Travel eases along a broad tundra saddle between the shoulders of Meadow Mountain (11,632′), an unnamed peak, and St Vrain Mountain. It reaches the Rocky Mountain National Park Boundary (3.15 miles : 11,180′) and levels for nearly half a mile on a south heading with some of the route’s best views. This section overlooks Rocky Mountain’s Wild Basin Area, Mount Copeland (13,176′), Ouzel Peak (12, 12,716′), Mahana Peak (12,632′), Longs Peak (14,259′) and Mt Meeker (13,911′).

Those not aiming for the summit will be content with views along this stretch. The trail exits Rocky Mountain National Park (3.6 miles : 11,335′) and threads a few pockets of krummholz to an unmarked turnoff for St Vrain Mountain. Leave the main trail (3.65 miles : 11,360′) and aim for a band of krummholz approximately 200 yards away. Once through look for cairns and, most importantly, Indian Peaks – Rocky Mountain National Park Boundary posts to your right (north).

St Vrain Mountain (4.45 miles : 12,162′) is rounded with 2 wind shelters and incredible views.
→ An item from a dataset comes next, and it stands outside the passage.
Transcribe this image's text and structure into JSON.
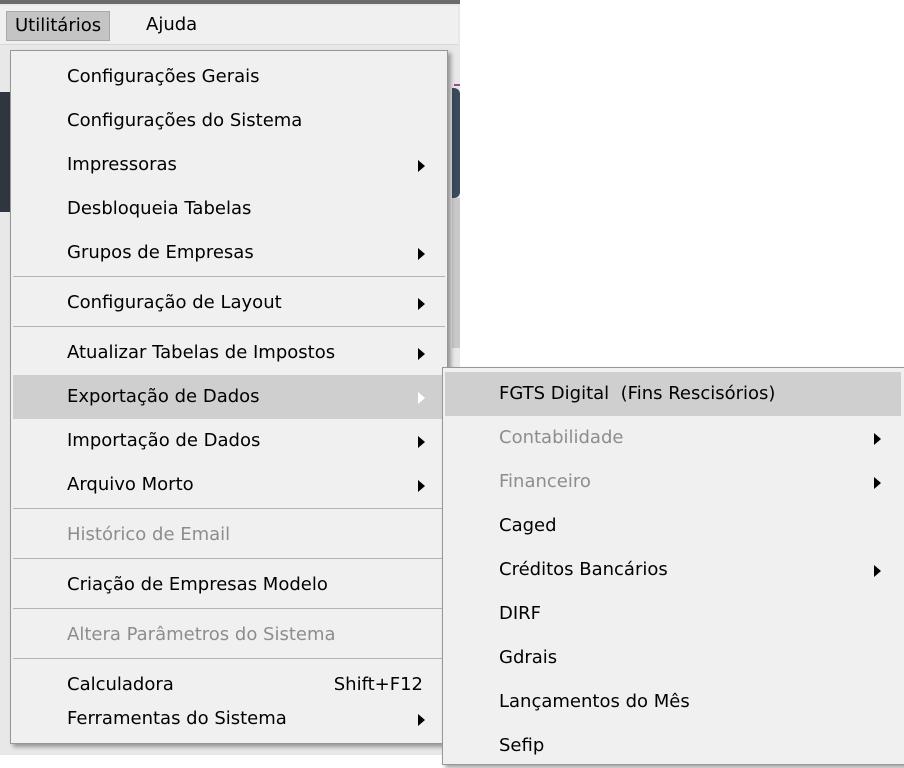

Continuing takes you along its west ridge to the Elk Tooth formation and base of Ogallala Peak (13,138′) on the Divide.

Trailhead Directions